Seven big takeaways from Dame Judith Hackitt’s final report on building fire safety

Grenfell Tower after fire

Source: PA Images

Dame Judith Hackitt’s final report has made a number of recommendations that will have significant implications for the construction industry if or when they are passed into law.

Hackitt’s report has laid the groundwork for a new regulatory framework, overseen by a new authority.

Changes to product testing, documentation requirements and points at which a building must be approved safe, could also all have big ramifications for the construction industry.

1. High risk residential buildings

The recommendations in Hackitt’s review apply to all “high risk residential buildings” (HRRB). This covers all residential buildings of more than 10 storeys. 

2. Create a new regulatory framework

The overarching theme of the review is to create a new framework that regulates the safety of a building from design, to delivery, to maintenance.

Hackitt’s report recommends the creation of a new Joint Competent Authority (JCA), which will be made up of Local Authority Building Standards [proposed new name for Local Authority Building Control], fire and rescue authorities and the Health and Safety Executive, to oversee and enforce this framework.

The JCA will be responsible for the sign off of high risk residential buildings at three different stages, enforcing building standards and sanctioning rule-breakers.

3. Introduction of “dutyholders”

Hackitt said there had been a lack of clarity about who was responsible for ensuring building work meets requirement, saying there needed to be greater clarity about the key roles involved in the shaping and overseeing of the procurement, design and construction of buildings; and the key responsibilities/accountabilities that should flow from these roles.

The report recommends adopting an approach similar to the Construction Design and Management (CDM) Regulations 2015.

It says: “The current CDM Regulations make those who commission construction work and those who are key in the design and construction process responsible for eliminating, reducing or controlling foreseeable risks that may arise.

“It also requires dutyholders to collaborate and establish key information products to pass on to future building owners (particularly through the ‘Health and Safety File’).

“The CDM Regulations apply to all building work, whatever the scale of the work or the size of company doing it. The HSE has worked hard with industry to embed the new requirements of the CDM Regulations and to drive culture change. This is the approach that now needs to occur in respect of building safety too.”

4. Sanctions

The report suggested much tougher punishments for anyone who fails to adhere to the strengthened building regulations. 

The report said the JCA or Local Authority Building Standards should have additional powers to issue formal Improvement and Prohibition (or ‘Stop’) Notices to dutyholders where there is a sufficient concern about, for example, the degree of oversight of the work; accurate record-keeping; or the likelihood of meeting building regulations requirements.

Failure by relevant dutyholders to comply with either type of notice would be a criminal offence.

It also said: “The JCA/Local Authority Building Standards should have the clear power to require changes to work that fail to meet the building regulations requirements alongside any broader penalties sought.”

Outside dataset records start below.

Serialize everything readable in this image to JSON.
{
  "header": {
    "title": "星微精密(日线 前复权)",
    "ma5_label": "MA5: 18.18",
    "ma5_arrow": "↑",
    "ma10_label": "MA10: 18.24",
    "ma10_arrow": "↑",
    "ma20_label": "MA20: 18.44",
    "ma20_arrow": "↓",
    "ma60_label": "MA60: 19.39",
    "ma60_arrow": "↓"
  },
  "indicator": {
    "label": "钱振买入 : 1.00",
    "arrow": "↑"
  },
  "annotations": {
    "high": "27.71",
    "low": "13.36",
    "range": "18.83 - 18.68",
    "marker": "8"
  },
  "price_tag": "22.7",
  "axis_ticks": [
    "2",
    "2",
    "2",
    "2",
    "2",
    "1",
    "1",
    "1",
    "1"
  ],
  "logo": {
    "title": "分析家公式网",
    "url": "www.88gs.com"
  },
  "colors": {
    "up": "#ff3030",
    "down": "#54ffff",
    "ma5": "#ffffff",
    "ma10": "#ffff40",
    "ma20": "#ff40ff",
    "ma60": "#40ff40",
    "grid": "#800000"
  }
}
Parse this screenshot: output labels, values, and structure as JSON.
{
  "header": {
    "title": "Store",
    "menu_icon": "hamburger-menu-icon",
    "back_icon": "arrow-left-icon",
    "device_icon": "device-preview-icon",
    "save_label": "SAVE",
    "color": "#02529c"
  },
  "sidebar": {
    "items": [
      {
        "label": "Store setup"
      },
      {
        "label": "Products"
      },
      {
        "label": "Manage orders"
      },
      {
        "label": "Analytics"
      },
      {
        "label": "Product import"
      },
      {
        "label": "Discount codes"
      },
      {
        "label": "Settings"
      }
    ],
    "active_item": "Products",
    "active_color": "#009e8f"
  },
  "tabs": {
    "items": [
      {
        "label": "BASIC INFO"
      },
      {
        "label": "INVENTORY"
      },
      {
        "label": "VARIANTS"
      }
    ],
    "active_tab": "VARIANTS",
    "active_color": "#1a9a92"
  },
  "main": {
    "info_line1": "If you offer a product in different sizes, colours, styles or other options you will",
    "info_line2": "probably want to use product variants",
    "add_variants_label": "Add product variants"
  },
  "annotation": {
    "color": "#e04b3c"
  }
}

It also recommended time limits for bringing prosecutions against dutyholders be increased to five or six years for “major” deficiencies in building requirements identified at a later date.

5. Three approval stages 

Hackitt recommended the introduction of three ”gateway points”, where building professionals with a responsibility for safety will have to prove to the new JCA that they are complying with regulations.

The new proposal lays out planning permission, full plans approval and the completion of construction as the three stages where the JCA will have to give any residential building more than 10 storeys’ high the seal of approval.

The statutory obligation to ensure there is thorough assessment by the JCA of detailed design plans for HRRBs, sufficient assurance that dutyholders are in place and relevant responsibilities are being met in order to give permission before building work can legally commence is new.

6. Tracking & documentation

There will be a new requirement for dutyholders to provide an as-built record to the occupier during the handover of the building.

This is an increased obligation as every change made to the design specifications must be recorded to provide a full and correct record.

There is also a recommendation for improving digital records of buildings. The report said the digital records should cover the “building as planned, then as built including, for example, products used”. It said it was “intended to underpin an effective understanding of the constructed building across the life cycle”.

7. Product testing 

Manufacturers testing there own products would be outlawed under Hackitt’s recommendations, with her final report calling for all products to be tested via accredited third-party testers.

These testers will be required to publish an annual anonymous report which will show the number of products that have passed and failed tests.

While backing government’s move to hold a consultation into the use of desktop studies to approve cladding systems, Hackitt called for all testers to be accredited to carry out full-scale BS8414 tests.

This would mean BRE is likely to be the only group capable of carrying out the full-scale tests.

The report also recommends an increase to the frequency of tests.